In getting back to blotting up dried paint, you can define the area of paint you want to lift by carefully wetting with water. Be gentle to avoid disturbing the paint yet. If it’s too difficult for you to do with a brush, use a sprayer with a fine mist to dampen the area. Once you have the area moistened, let it sit for about 30 seconds to soak into the paint layer below… and now, you blot.
*Two quick things on blotting, you’ll probably want to press straight down, unless you want a smeared look… and take it easy on the water, or else when you blot, it’ll push the water out the edges affecting more of your painting that you intended!
Along with blotting, you can also scrub the surface with a towel. There’s lots of variables you can experiment with to see how much paint will lift when you allow the water to soak into the paper for different lengths of time and how much pressure you use when scrubbing with a towel. You can also try dampening the towel or using a sponge when blotting. 🙂

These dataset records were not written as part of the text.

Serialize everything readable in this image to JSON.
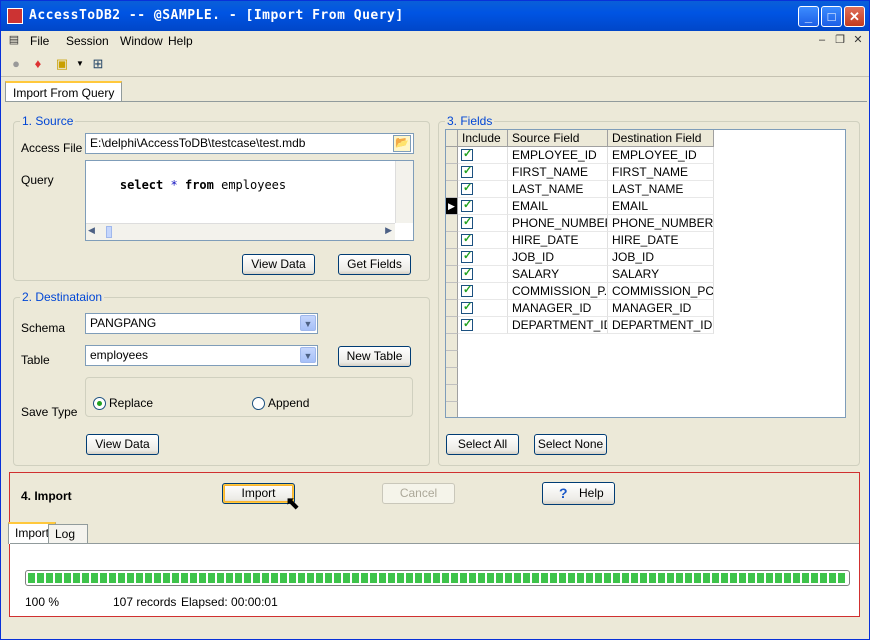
{
  "window": {
    "title": "AccessToDB2 -- @SAMPLE. - [Import From Query]"
  },
  "menu": [
    "File",
    "Session",
    "Window",
    "Help"
  ],
  "doc_tab": "Import From Query",
  "source": {
    "title": "1. Source",
    "access_file_label": "Access File",
    "access_file_value": "E:\\delphi\\AccessToDB\\testcase\\test.mdb",
    "query_label": "Query",
    "query": {
      "kw1": "select",
      "star": "*",
      "kw2": "from",
      "table": "employees"
    },
    "view_data": "View Data",
    "get_fields": "Get Fields"
  },
  "destination": {
    "title": "2. Destinataion",
    "schema_label": "Schema",
    "schema_value": "PANGPANG",
    "table_label": "Table",
    "table_value": "employees",
    "new_table": "New Table",
    "save_type_label": "Save Type",
    "replace": "Replace",
    "append": "Append",
    "save_type_selected": "Replace",
    "view_data": "View Data"
  },
  "fields": {
    "title": "3. Fields",
    "columns": [
      "Include",
      "Source Field",
      "Destination Field"
    ],
    "rows": [
      {
        "include": true,
        "source": "EMPLOYEE_ID",
        "dest": "EMPLOYEE_ID"
      },
      {
        "include": true,
        "source": "FIRST_NAME",
        "dest": "FIRST_NAME"
      },
      {
        "include": true,
        "source": "LAST_NAME",
        "dest": "LAST_NAME"
      },
      {
        "include": true,
        "source": "EMAIL",
        "dest": "EMAIL"
      },
      {
        "include": true,
        "source": "PHONE_NUMBER",
        "dest": "PHONE_NUMBER"
      },
      {
        "include": true,
        "source": "HIRE_DATE",
        "dest": "HIRE_DATE"
      },
      {
        "include": true,
        "source": "JOB_ID",
        "dest": "JOB_ID"
      },
      {
        "include": true,
        "source": "SALARY",
        "dest": "SALARY"
      },
      {
        "include": true,
        "source": "COMMISSION_P...",
        "dest": "COMMISSION_PCT"
      },
      {
        "include": true,
        "source": "MANAGER_ID",
        "dest": "MANAGER_ID"
      },
      {
        "include": true,
        "source": "DEPARTMENT_ID",
        "dest": "DEPARTMENT_ID"
      }
    ],
    "select_all": "Select All",
    "select_none": "Select None"
  },
  "import": {
    "title": "4. Import",
    "import_btn": "Import",
    "cancel_btn": "Cancel",
    "help_btn": "Help",
    "tabs": [
      "Import",
      "Log"
    ],
    "progress_percent": "100 %",
    "progress_fraction": 1.0,
    "records": "107 records",
    "elapsed": "Elapsed: 00:00:01"
  },
  "colors": {
    "group_title": "#0046d5",
    "titlebar": "#0054e3",
    "progress": "#3ec34a",
    "import_border": "#d03030"
  }
}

Don’t overlook using your water spray bottle in removing paint! You can use a more forceful spray to shoot the paint off the paper, squirt little dots or spots if you hold the sprayer closer, or let water mist down. After soaking in for a moment, you can then blot off or manipulate the paint with a brush as needed.
*Below are some of the more extreme techniques, you’ll probably want to try these only if you’re using a decently heavy watercolor paper (like 140lb and up)
To scratch or scrape back paint in a dried area will take a little patience and finesse. Dampen the area with a brush or sprayer and allow the water to soak in for a few seconds, then you’ll use a blunt object (like the end of a paint brush, rubber or silicone wipe out tool, etc.) to scrape the paint out of that area.
A more unexpected way to regain the white of your paper from dried paint being involved, is to use an eraser. Plastic and pink erasers will only lift a small degree of paint, so when you need to bring out the big guns, you’ll want a very firm eraser, like a typewriter eraser. You can also pair this technique with a ruler or a stencil if you’re trying to stick to a specific shape.
Breaking out some sandpaper to sand away the unwanted paint will also bring up some paper fiber, so you’ll want to start lightly and check your progress frequently by blowing away the unwanted material (and to check that you didn’t put a hole in your paper). The rougher sandpaper can leave an interesting texture on it’s own, but if you’re trying to lift as little paper as possible, go with an ultra-fine grit, like for automotive uses.
You can also scrape in your highlights with a knife or razor blade. It’s also good to blow away the removed paint and paper fibers to check your results as you go.
And lastly, for a more extreme removal of paint (and paper), you can cut away a layer of your watercolor paper! Work slow or test out the technique on another sheet of paper so you can get a feel for slicing away the desired amount of the paper.
Well, I hope this series has been fun for you. Please let me know your thoughts, if I missed something, or really anything else! I’d love to hear from you. 🙂